Aims and objectives
Sleep helps us integrate new information from the environment in the brain on a daily basis. But how sleep achieves this function, in particular at the level of molecules, is not well understood. An important molecular step that promotes the stabilisation of new information in the brain is the production of new proteins (i.e., protein synthesis). New proteins will provide the building blocks necessary for the restructuration of communication between brain cells. Work in the past 20 years has identified that protein synthesis can occur directly at the synapses – the site of brain cell communication. Protein synthesis will thus allow to modify and stabilise each synapse individually in response to new experiences during wakefulness. Despite considerable evidence that sleep is a preferred time for protein production compared to wakefulness, the way how sleep regulates protein synthesis at synapses has never been investigated.
This project aims to address the hypothesis that sleep benefits brain plasticity (i.e. integration of new information into existing brain circuits) during development and adulthood by primarily regulating protein synthesis specifically at synapses.

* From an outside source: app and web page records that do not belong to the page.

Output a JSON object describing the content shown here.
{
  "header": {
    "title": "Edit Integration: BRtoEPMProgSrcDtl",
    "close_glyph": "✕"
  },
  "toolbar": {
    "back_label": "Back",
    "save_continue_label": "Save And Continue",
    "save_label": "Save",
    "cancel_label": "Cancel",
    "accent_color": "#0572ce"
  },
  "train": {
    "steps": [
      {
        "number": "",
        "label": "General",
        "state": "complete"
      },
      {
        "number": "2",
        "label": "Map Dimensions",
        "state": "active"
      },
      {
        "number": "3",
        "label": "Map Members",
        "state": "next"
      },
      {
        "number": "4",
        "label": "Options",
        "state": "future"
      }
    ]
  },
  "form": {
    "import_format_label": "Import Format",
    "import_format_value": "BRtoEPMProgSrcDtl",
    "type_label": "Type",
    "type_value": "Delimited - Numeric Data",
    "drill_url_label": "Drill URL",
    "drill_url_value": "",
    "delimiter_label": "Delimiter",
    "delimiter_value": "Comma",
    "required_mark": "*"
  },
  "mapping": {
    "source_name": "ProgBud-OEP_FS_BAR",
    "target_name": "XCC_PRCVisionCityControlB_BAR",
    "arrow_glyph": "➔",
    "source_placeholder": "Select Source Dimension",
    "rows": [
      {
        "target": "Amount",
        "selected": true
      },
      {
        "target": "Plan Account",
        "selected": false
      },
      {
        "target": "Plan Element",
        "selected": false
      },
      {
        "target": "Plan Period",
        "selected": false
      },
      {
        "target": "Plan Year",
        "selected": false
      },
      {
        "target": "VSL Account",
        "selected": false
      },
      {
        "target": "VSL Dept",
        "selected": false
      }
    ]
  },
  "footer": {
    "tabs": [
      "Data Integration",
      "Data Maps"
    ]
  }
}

Protein synthesis at synapses is at the basis of our general cognitive abilities. This is because it is involved in the creation of synapses during development and their constant modification (i.e. experience, learning) during adulthood. Dysregulation of protein production at synapses are known to be responsible for several neurodevelopmental disorders (e.g. autism spectrum disorders). Since sleep amounts are highest during early life and lowest during ageing, insights into the role of sleep in synaptic protein synthesis will provide an important starting point for future investigations at both the fundamental and the clinical level.